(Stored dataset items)
========

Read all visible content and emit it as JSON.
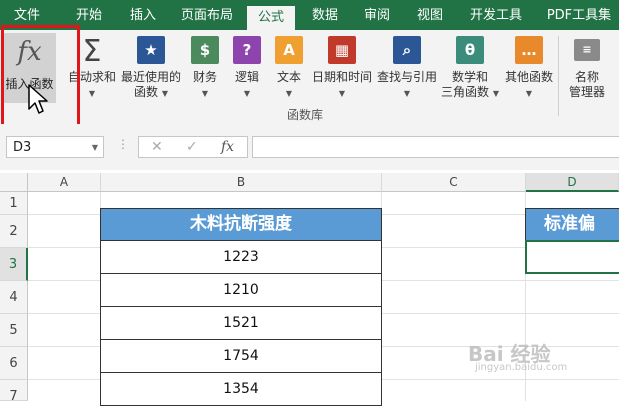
{
  "tabs": [
    {
      "label": "文件"
    },
    {
      "label": "开始"
    },
    {
      "label": "插入"
    },
    {
      "label": "页面布局"
    },
    {
      "label": "公式"
    },
    {
      "label": "数据"
    },
    {
      "label": "审阅"
    },
    {
      "label": "视图"
    },
    {
      "label": "开发工具"
    },
    {
      "label": "PDF工具集"
    }
  ],
  "ribbon": {
    "insert_function": "插入函数",
    "autosum": "自动求和",
    "recent_line1": "最近使用的",
    "recent_line2": "函数",
    "financial": "财务",
    "logical": "逻辑",
    "text": "文本",
    "datetime": "日期和时间",
    "lookup": "查找与引用",
    "math_line1": "数学和",
    "math_line2": "三角函数",
    "other": "其他函数",
    "name_mgr_line1": "名称",
    "name_mgr_line2": "管理器",
    "group_label": "函数库",
    "colors": {
      "blue": "#2b5797",
      "green": "#4a8a5c",
      "purple": "#8e44ad",
      "orange": "#f0a030",
      "red": "#c0392b",
      "teal": "#3c8c7c",
      "lightorange": "#e8892b"
    }
  },
  "formula_bar": {
    "name_box": "D3",
    "cancel": "✕",
    "enter": "✓",
    "fx": "fx",
    "formula": ""
  },
  "sheet": {
    "columns": [
      "A",
      "B",
      "C",
      "D"
    ],
    "rows": [
      "1",
      "2",
      "3",
      "4",
      "5",
      "6",
      "7"
    ],
    "header_b": "木料抗断强度",
    "header_d": "标准偏",
    "values": [
      "1223",
      "1210",
      "1521",
      "1754",
      "1354"
    ]
  },
  "watermark": {
    "main": "Bai 经验",
    "sub": "jingyan.baidu.com"
  }
}
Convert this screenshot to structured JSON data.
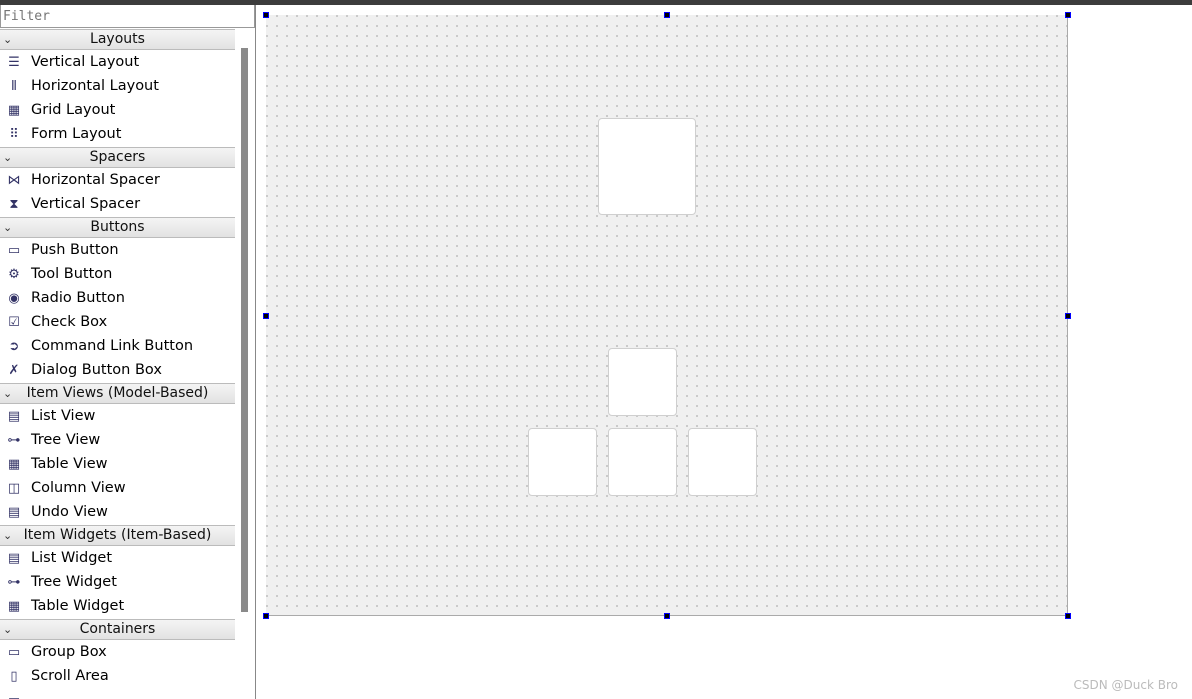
{
  "filter": {
    "placeholder": "Filter"
  },
  "categories": [
    {
      "label": "Layouts",
      "items": [
        {
          "label": "Vertical Layout",
          "icon": "vertical-layout-icon"
        },
        {
          "label": "Horizontal Layout",
          "icon": "horizontal-layout-icon"
        },
        {
          "label": "Grid Layout",
          "icon": "grid-layout-icon"
        },
        {
          "label": "Form Layout",
          "icon": "form-layout-icon"
        }
      ]
    },
    {
      "label": "Spacers",
      "items": [
        {
          "label": "Horizontal Spacer",
          "icon": "horizontal-spacer-icon"
        },
        {
          "label": "Vertical Spacer",
          "icon": "vertical-spacer-icon"
        }
      ]
    },
    {
      "label": "Buttons",
      "items": [
        {
          "label": "Push Button",
          "icon": "push-button-icon"
        },
        {
          "label": "Tool Button",
          "icon": "tool-button-icon"
        },
        {
          "label": "Radio Button",
          "icon": "radio-button-icon"
        },
        {
          "label": "Check Box",
          "icon": "check-box-icon"
        },
        {
          "label": "Command Link Button",
          "icon": "command-link-icon"
        },
        {
          "label": "Dialog Button Box",
          "icon": "dialog-button-box-icon"
        }
      ]
    },
    {
      "label": "Item Views (Model-Based)",
      "items": [
        {
          "label": "List View",
          "icon": "list-view-icon"
        },
        {
          "label": "Tree View",
          "icon": "tree-view-icon"
        },
        {
          "label": "Table View",
          "icon": "table-view-icon"
        },
        {
          "label": "Column View",
          "icon": "column-view-icon"
        },
        {
          "label": "Undo View",
          "icon": "undo-view-icon"
        }
      ]
    },
    {
      "label": "Item Widgets (Item-Based)",
      "items": [
        {
          "label": "List Widget",
          "icon": "list-widget-icon"
        },
        {
          "label": "Tree Widget",
          "icon": "tree-widget-icon"
        },
        {
          "label": "Table Widget",
          "icon": "table-widget-icon"
        }
      ]
    },
    {
      "label": "Containers",
      "items": [
        {
          "label": "Group Box",
          "icon": "group-box-icon"
        },
        {
          "label": "Scroll Area",
          "icon": "scroll-area-icon"
        },
        {
          "label": "",
          "icon": "tool-box-icon"
        }
      ]
    }
  ],
  "watermark": "CSDN @Duck Bro"
}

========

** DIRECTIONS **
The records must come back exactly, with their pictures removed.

** ANSWER SPACE **
Read all visible content and emit it as JSON.
{
  "tabs": [
    {
      "label": "文件"
    },
    {
      "label": "开始"
    },
    {
      "label": "插入"
    },
    {
      "label": "页面布局"
    },
    {
      "label": "公式"
    },
    {
      "label": "数据"
    },
    {
      "label": "审阅"
    },
    {
      "label": "视图"
    },
    {
      "label": "开发工具"
    },
    {
      "label": "PDF工具集"
    }
  ],
  "ribbon": {
    "insert_function": "插入函数",
    "autosum": "自动求和",
    "recent_line1": "最近使用的",
    "recent_line2": "函数",
    "financial": "财务",
    "logical": "逻辑",
    "text": "文本",
    "datetime": "日期和时间",
    "lookup": "查找与引用",
    "math_line1": "数学和",
    "math_line2": "三角函数",
    "other": "其他函数",
    "name_mgr_line1": "名称",
    "name_mgr_line2": "管理器",
    "group_label": "函数库",
    "colors": {
      "blue": "#2b5797",
      "green": "#4a8a5c",
      "purple": "#8e44ad",
      "orange": "#f0a030",
      "red": "#c0392b",
      "teal": "#3c8c7c",
      "lightorange": "#e8892b"
    }
  },
  "formula_bar": {
    "name_box": "D3",
    "cancel": "✕",
    "enter": "✓",
    "fx": "fx",
    "formula": ""
  },
  "sheet": {
    "columns": [
      "A",
      "B",
      "C",
      "D"
    ],
    "rows": [
      "1",
      "2",
      "3",
      "4",
      "5",
      "6",
      "7"
    ],
    "header_b": "木料抗断强度",
    "header_d": "标准偏",
    "values": [
      "1223",
      "1210",
      "1521",
      "1754",
      "1354"
    ]
  },
  "watermark": {
    "main": "Bai 经验",
    "sub": "jingyan.baidu.com"
  }
}
Convert this screenshot to structured JSON data.
{
  "filter": {
    "placeholder": "Filter"
  },
  "categories": [
    {
      "label": "Layouts",
      "items": [
        {
          "label": "Vertical Layout",
          "icon": "vertical-layout-icon"
        },
        {
          "label": "Horizontal Layout",
          "icon": "horizontal-layout-icon"
        },
        {
          "label": "Grid Layout",
          "icon": "grid-layout-icon"
        },
        {
          "label": "Form Layout",
          "icon": "form-layout-icon"
        }
      ]
    },
    {
      "label": "Spacers",
      "items": [
        {
          "label": "Horizontal Spacer",
          "icon": "horizontal-spacer-icon"
        },
        {
          "label": "Vertical Spacer",
          "icon": "vertical-spacer-icon"
        }
      ]
    },
    {
      "label": "Buttons",
      "items": [
        {
          "label": "Push Button",
          "icon": "push-button-icon"
        },
        {
          "label": "Tool Button",
          "icon": "tool-button-icon"
        },
        {
          "label": "Radio Button",
          "icon": "radio-button-icon"
        },
        {
          "label": "Check Box",
          "icon": "check-box-icon"
        },
        {
          "label": "Command Link Button",
          "icon": "command-link-icon"
        },
        {
          "label": "Dialog Button Box",
          "icon": "dialog-button-box-icon"
        }
      ]
    },
    {
      "label": "Item Views (Model-Based)",
      "items": [
        {
          "label": "List View",
          "icon": "list-view-icon"
        },
        {
          "label": "Tree View",
          "icon": "tree-view-icon"
        },
        {
          "label": "Table View",
          "icon": "table-view-icon"
        },
        {
          "label": "Column View",
          "icon": "column-view-icon"
        },
        {
          "label": "Undo View",
          "icon": "undo-view-icon"
        }
      ]
    },
    {
      "label": "Item Widgets (Item-Based)",
      "items": [
        {
          "label": "List Widget",
          "icon": "list-widget-icon"
        },
        {
          "label": "Tree Widget",
          "icon": "tree-widget-icon"
        },
        {
          "label": "Table Widget",
          "icon": "table-widget-icon"
        }
      ]
    },
    {
      "label": "Containers",
      "items": [
        {
          "label": "Group Box",
          "icon": "group-box-icon"
        },
        {
          "label": "Scroll Area",
          "icon": "scroll-area-icon"
        },
        {
          "label": "",
          "icon": "tool-box-icon"
        }
      ]
    }
  ],
  "watermark": "CSDN @Duck Bro"
}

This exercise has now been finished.